Also, the contents of this table will be updated, using appropriate references, and your suggestions concerning this are welcome.

Fig. 54. Relationship between gill area and body weight (272 records for 110 species).


Fig. 55. Relationship between relative gill area of Oncorhynchus mykiss vs. its body weight (black dots), compared with relationships for miscellaneous fishes (light dots).


The key field of this table is the Gill area (in cm2), which must always be related to Body weight (in g).

A field for a derived variable, Gill area/body weight (cm2/g) is also available, as well as for the blood/water distance, i.e., for the thickness of the gill epithelium (in nm).

A Remarks field allows for methodological or other comments.

How to get there

You get to the GILL AREA table by clicking on the Biology button in the SPECIES window, the Morphology and physiology button in the BIOLOGY window, and the Gill area button in the next window.


On the Internet, you get to the GILL AREA table by clicking on the Gill area link in the ‘More information’ section of the ‘Species Summary’ page. You can create a list of all species with available data by selecting the Gill area radio button in the ‘Information by Topic’ section of the ‘Search FishBase’ page. If you select a family and the Graph radio button in the ‘Information by Family’ section of this page, you can create Gill area graphs for various families.


I thank Professor G.M. Hughes for his willingness to answer, over the years, my various queries about fish gills.


De Jager, S. and W.J. Dekkers. 1975. Relation between gill structure and activity in fish. Neth. J. Zool. 25:276-308.

Hughes, G.M. 1984. Measurement of gill area in fishes: practices and problems. J. Mar. Biol. Assoc. U.K. 64:637-655.

Hughes, G.M. and M. Morgan. 1973. The structure of fish gills in relation to their respiratory function. Biol. Rev. 48:419-475.

Longhurst, A. and D. Pauly. 1987. Ecology of tropical oceans. Academic Press, San Diego. 407 p.

Palzenberger, M. and H. Pohla. 1992. Gill surface area of water-breathing freshwater fish. Rev. Fish Biol. Fish. 2:187-216.

Pauly, D. 1979. Gill size and temperature as governing factors in fish growth: a generalization of von Bertalanffy's growth formula. Ber. Inst. Meereskd. Christian-Albrechts Univ. Kiel No. 63, xv + 156 p.

Pauly, D. 1981. The relationship between gill surface area and growth performance in fish: a generalization of von Bertalanffy's theory of growth. Meeresforsh./Rep. Mar. Res. 28(4):251-282.

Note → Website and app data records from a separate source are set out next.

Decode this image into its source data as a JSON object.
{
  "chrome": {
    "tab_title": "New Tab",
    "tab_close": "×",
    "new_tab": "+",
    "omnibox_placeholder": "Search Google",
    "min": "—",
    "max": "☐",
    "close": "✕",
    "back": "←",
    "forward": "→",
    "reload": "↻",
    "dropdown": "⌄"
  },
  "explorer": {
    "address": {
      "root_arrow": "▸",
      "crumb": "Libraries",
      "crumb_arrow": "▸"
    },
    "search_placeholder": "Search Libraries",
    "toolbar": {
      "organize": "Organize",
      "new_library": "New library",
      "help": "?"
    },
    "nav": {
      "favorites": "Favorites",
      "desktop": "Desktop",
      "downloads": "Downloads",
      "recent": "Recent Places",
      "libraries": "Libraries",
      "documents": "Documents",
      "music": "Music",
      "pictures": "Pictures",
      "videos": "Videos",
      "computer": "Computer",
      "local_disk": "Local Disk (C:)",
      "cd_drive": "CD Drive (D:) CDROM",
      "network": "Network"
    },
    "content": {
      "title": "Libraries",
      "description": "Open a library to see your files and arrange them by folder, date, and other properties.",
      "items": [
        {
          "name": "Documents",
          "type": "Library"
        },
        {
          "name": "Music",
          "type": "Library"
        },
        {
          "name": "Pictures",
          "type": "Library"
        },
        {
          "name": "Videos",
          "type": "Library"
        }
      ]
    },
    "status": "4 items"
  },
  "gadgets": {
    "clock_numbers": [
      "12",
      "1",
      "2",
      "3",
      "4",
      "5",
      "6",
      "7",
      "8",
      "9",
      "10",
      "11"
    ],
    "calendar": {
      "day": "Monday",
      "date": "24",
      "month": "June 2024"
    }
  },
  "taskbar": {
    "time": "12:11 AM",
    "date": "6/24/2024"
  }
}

Pauly, D. 1994. On the sex of fish and the gender of scientists. Chapman and Hall, London. 250 p.

Daniel Pauly